When we checked the crop for pest pressure, there was no significant presence of insects, insect feeding or damage. In terms of straw management, more straw was present on the fields seeded into winter wheat stubble, however it hadn’t caused any seedbed issues that spring.

As far as I was concerned, we’d eliminated any doubts I had about the cause of plant injury in this field. With swift action, we could also prevent yield damage.

Crop Advisor’s Solution: Watch for phosphate deficiency on canola stubble

The only difference between the fields was two were seeded on winter wheat stubble and had healthy plants, while the other, injured, field was seeded on canola stubble. This fact also supports the diagnosis of phosphate deficiency.

For example, canola doesn’t form a mycorrhizal symbiotic association between soil fungi and plant roots. Because arbuscular mycorrhizal (AM) fungi don’t colonize canola roots, populations of AM fungi decline for future crops.

With less AM fungi present in the soil, phosphate is not broken down to a useable form as readily as a crop needs in its early growth stages. Root development is limited and access to phosphate fertilizer banded away from the root zone is not available in those critical early growth stages.

Because the previous crop was canola, thus depleting AM fungi in the soil, and the phosphate fertilizer was applied in a mid-row band and not with the seed that spring, the barley plants couldn’t access phosphate in the early stages of development when needed, due to the lack of phosphate readily available in the soil.

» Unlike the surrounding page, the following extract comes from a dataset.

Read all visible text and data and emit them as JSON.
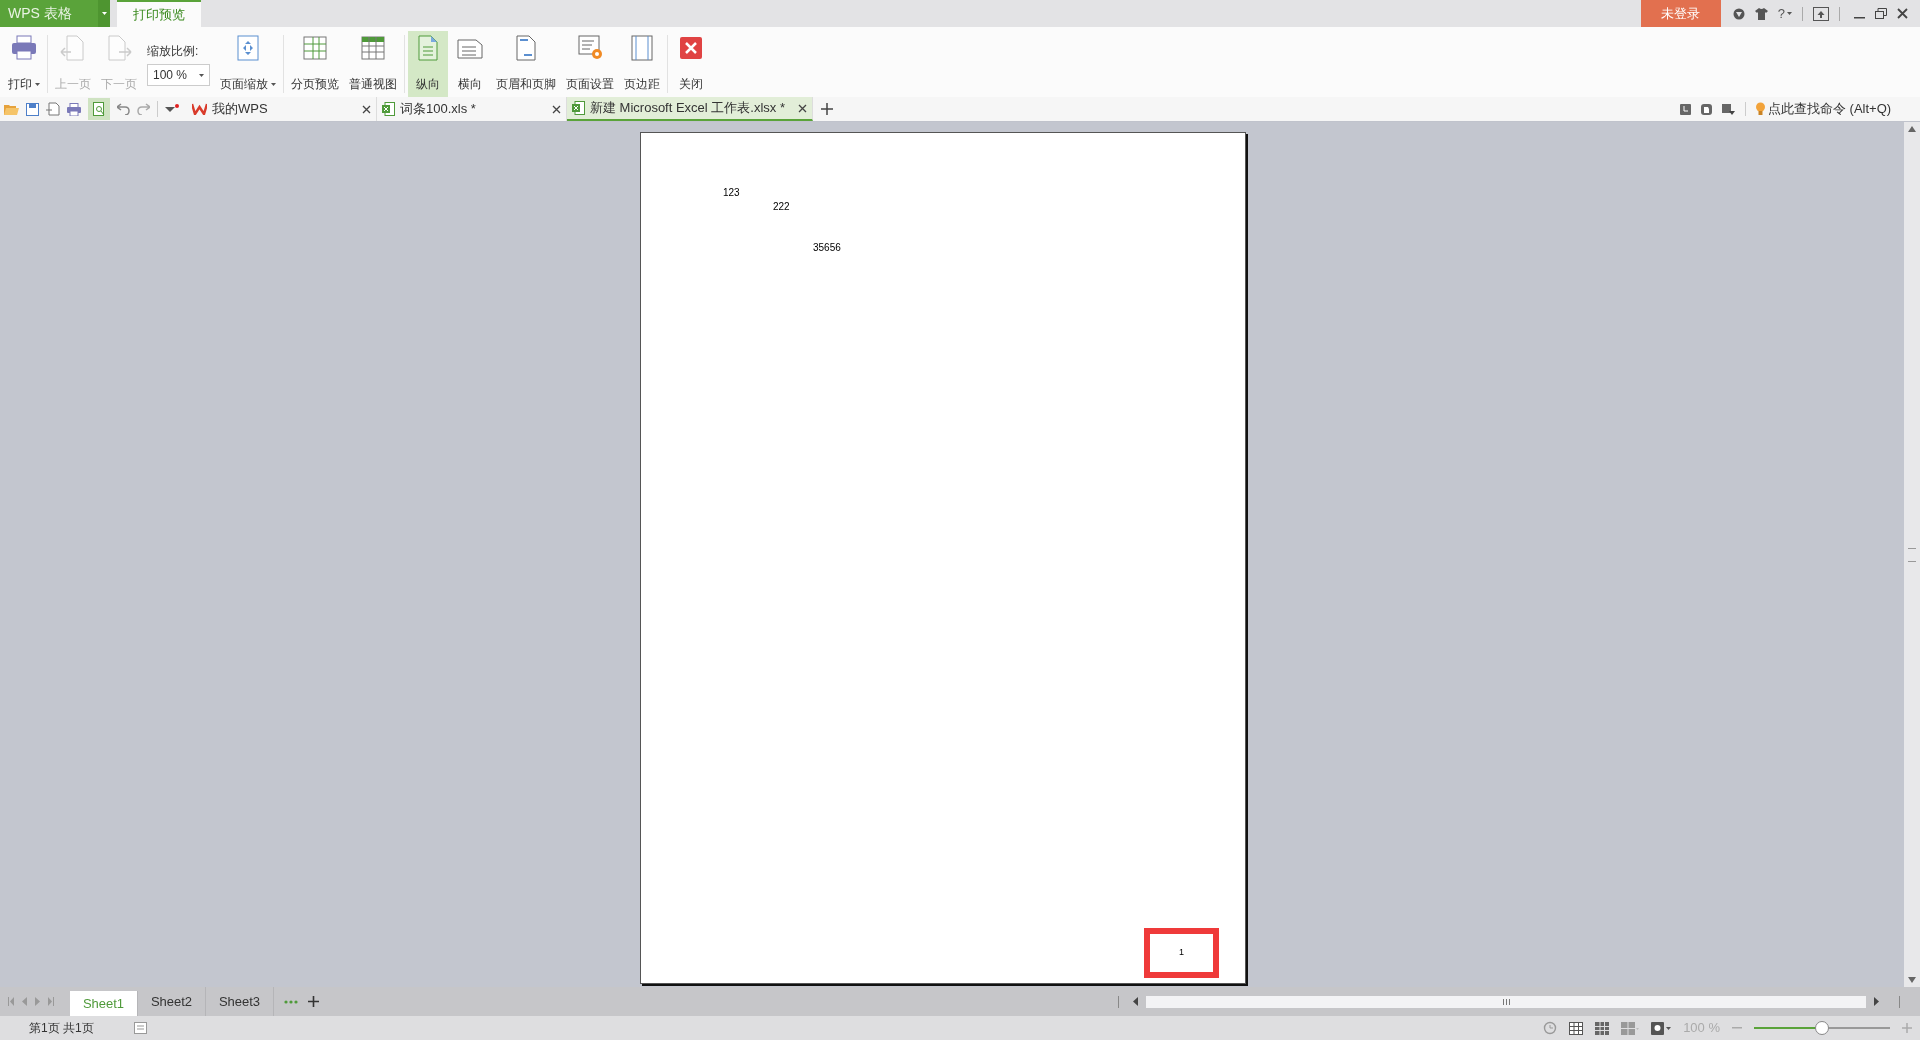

Knowing this, Thomas will make the equipment changes necessary to apply fertilizer with the seed rather than in the mid-row band. Applying a starter blend of phosphate with the seed will promote good emergence while alleviating any crop stress at that time.

Phosphate is important for plant emergence and early root development. Good crop emergence and early above- and below-ground growth will provide the best chance for Thomas to obtain his yield goals.

Because Thomas also uses liquid fertilizer, he could spray the crop with a blend including phosphate early in the spring at emergence through the pivot for irrigation (fertigation) or foliar-applied.

When Thomas incorporated liquid fertilizer applications to the barley field seeded on canola stubble, the plants responded well and showed no effects of the slow growth and phosphate deficiency exhibited early on. Because the problem was diagnosed early and treated promptly and correctly, the yield from that field was the same as the other two seeded on winter wheat stubble.

The areas of the three barley fields under irrigation yielded about 110 bushels per acre and made malt grade, while the dryland corners of the pivot fields yielded around 50 bu/ac, but did not make malt grade due to the dry conditions.

Knowing that seeding into canola stubble can present challenges with respect to available phosphate in the spring, scouting early (i.e. at emergence) can prevent nutrient problems like this. Once symptoms are identified, quick action can be taken to feed the crop the nutrients it needs to start growing normally.

Early-season scouting for agronomic issues is vital at emergence so that any challenges to crop development can be overcome quickly to minimize effects on yield. Furthermore, continued scouting once corrective measures have been taken is important to determine if the crop is responding. Don’t assume the treatment has rectified the problem without follow-up scouting.

Bruce MacKinnon, B.Sc., CCA, works for Richardson Pioneer Ltd. in Magrath, Alta.

About the author


Stories from our other publications